In Utah-4, the place Salt Lake County Mayor Ben McAdams is difficult Republican Congresswoman Mia Love, 72-year-old impartial voter Loraina Anderson mentioned she was leaning away from Love for related causes, regardless that Love has brazenly criticized Trump’s immigration rhetoric and a few of his insurance policies.
“I am simply annoyed, not a lot together with her, however with Trump,” Anderson mentioned in an interview this summer season after McAdams confirmed up at her door whereas canvassing undecided voters.
“It is simply devastating, simply him as an individual. The lies,” Anderson mentioned of the President. “The youngsters being separated. I do not fairly perceive why he is so into Un and (Russian Chief Vladimir) Putin. To me they’re horrible males, they torture and do that and that. For my part, he desires to grow to be a dictator. He is following of their footsteps for those who ask me.”
Trump’s cavalier perspective throughout the struggle over Kavanaugh’s nomination has grow to be the most recent — however maybe strongest — rallying cry for ladies decided to rebuke to his agenda on the polls in November.
Strategists from either side say the winners in November will likely be decided by which occasion has the higher turnout sport. What’s clear is that Democrats have loads of feminine vitality on their facet.
Pausing exterior Hill’s headquarters after choosing up her 14-year-old daughter Emma, who attended the dialogue on sexual assault, 41-year-old Sara Tisdell described the Kavanaugh debate as “scary” and mentioned she was discouraged watching “our President stoop to the bottom frequent denominator consistently, and it will get glossed over in some way.”
“Once I was her age, I did not have the identical fears that we had been drifting backwards,” mentioned Tisdell, a Democrat who owns a neighborhood brewery. “I feel we have now a chance for change. We’ve a chance to proceed on a path of shifting ahead, versus regressing backward as a society.”
Tisdell had been texting her sisters from the parking zone about Katie Hill, and the way she’d organized the closed-press occasion on sexual assault. She does not plan to assist canvass, however Emma (who cannot but vote) is organizing her mates from Valencia Excessive College to knock on doorways for Hill.

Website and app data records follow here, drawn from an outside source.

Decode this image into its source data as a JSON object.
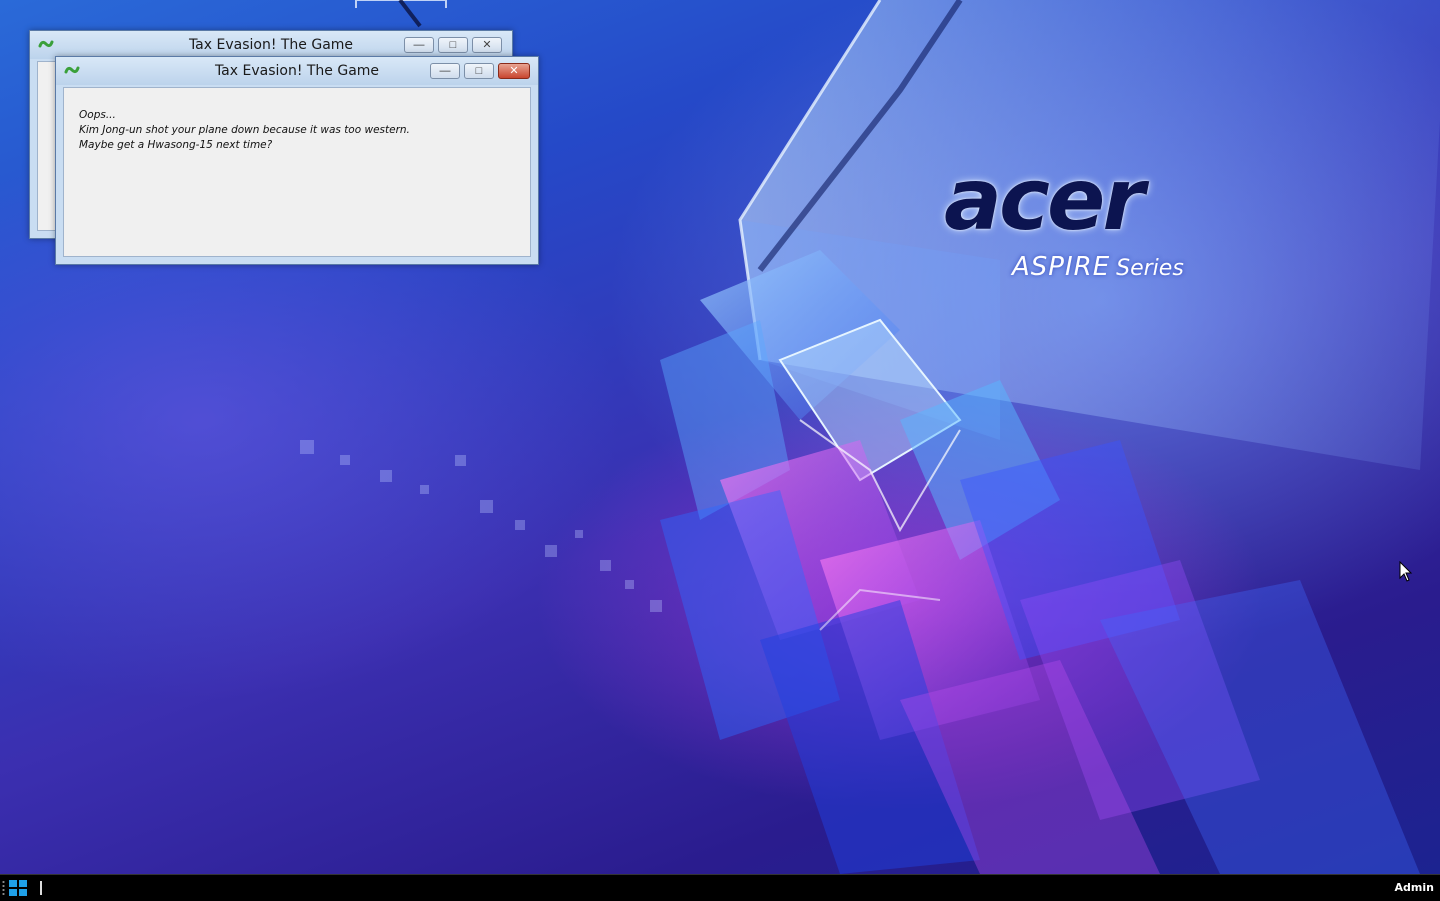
{
  "desktop": {
    "brand": "acer",
    "model_line": "ASPIRE",
    "model_suffix": "Series"
  },
  "windows": [
    {
      "title": "Tax Evasion! The Game",
      "state": "background"
    },
    {
      "title": "Tax Evasion! The Game",
      "state": "active",
      "message_lines": [
        "Oops...",
        "Kim Jong-un shot your plane down because it was too western.",
        "Maybe get a Hwasong-15 next time?"
      ]
    }
  ],
  "taskbar": {
    "user": "Admin"
  },
  "icons": {
    "app": "snake-game-icon",
    "minimize": "minimize-icon",
    "maximize": "maximize-icon",
    "close": "close-icon",
    "start": "windows-logo-icon",
    "cursor": "mouse-pointer-icon"
  },
  "colors": {
    "close_button": "#c8452f",
    "taskbar": "#000000",
    "wallpaper_base": "#2549c8"
  }
}
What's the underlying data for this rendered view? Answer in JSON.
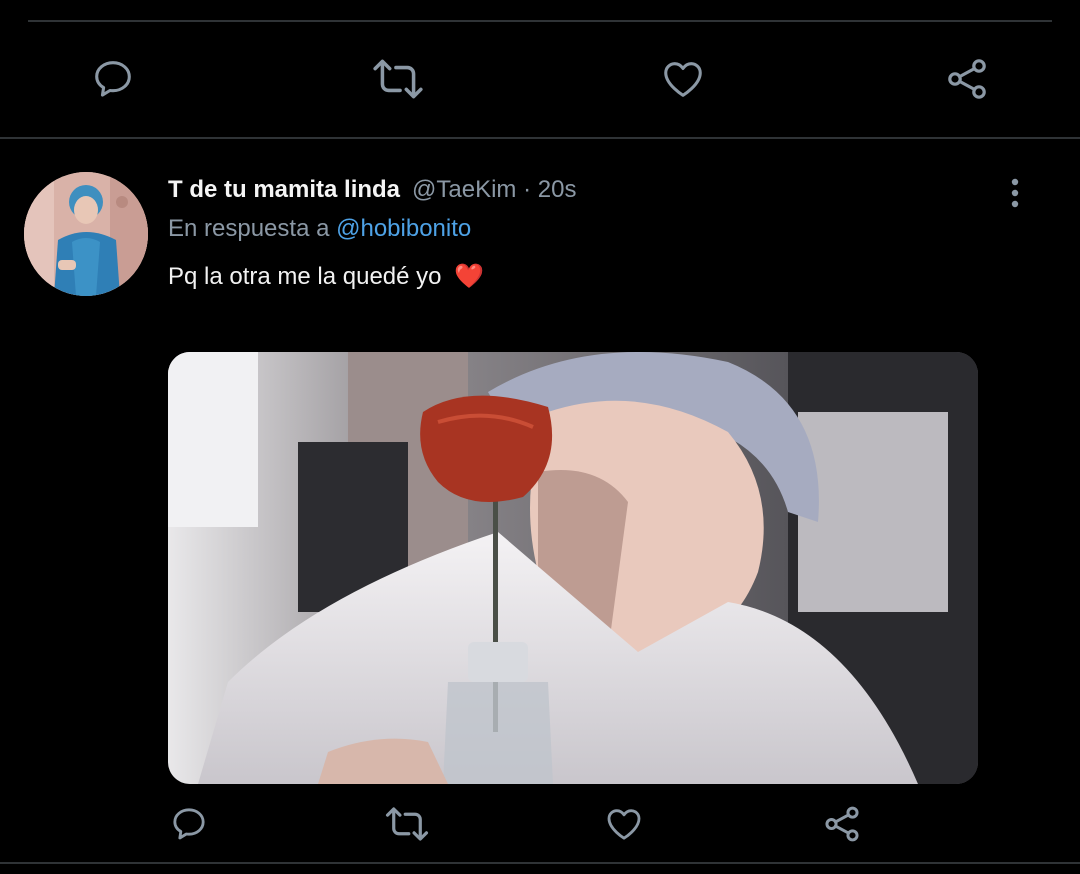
{
  "previous_tweet": {
    "actions": [
      {
        "name": "reply",
        "icon": "reply-icon"
      },
      {
        "name": "retweet",
        "icon": "retweet-icon"
      },
      {
        "name": "like",
        "icon": "heart-icon"
      },
      {
        "name": "share",
        "icon": "share-icon"
      }
    ]
  },
  "tweet": {
    "display_name": "T de tu mamita linda",
    "handle_time": "@TaeKim · 20s",
    "reply_prefix": "En respuesta a",
    "reply_to": "@hobibonito",
    "text": "Pq la otra me la quedé yo",
    "emoji": "❤️",
    "more_icon": "more-vertical-icon",
    "actions": [
      {
        "name": "reply",
        "icon": "reply-icon"
      },
      {
        "name": "retweet",
        "icon": "retweet-icon"
      },
      {
        "name": "like",
        "icon": "heart-icon"
      },
      {
        "name": "share",
        "icon": "share-icon"
      }
    ]
  },
  "colors": {
    "background": "#000000",
    "divider": "#2f3336",
    "secondary_text": "#8b98a5",
    "link": "#4ea2e6",
    "primary_text": "#f2f2f2",
    "heart_emoji": "#e0142a"
  }
}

“It is simple to be comfy as a white individual in suburbia,” Tisdell mentioned. “We actually blew it collectively as a gaggle within the earlier election,” she added, referring to ladies. “No person mentioned something and all people simply form of went alongside. … I hope this time folks get out and vote.”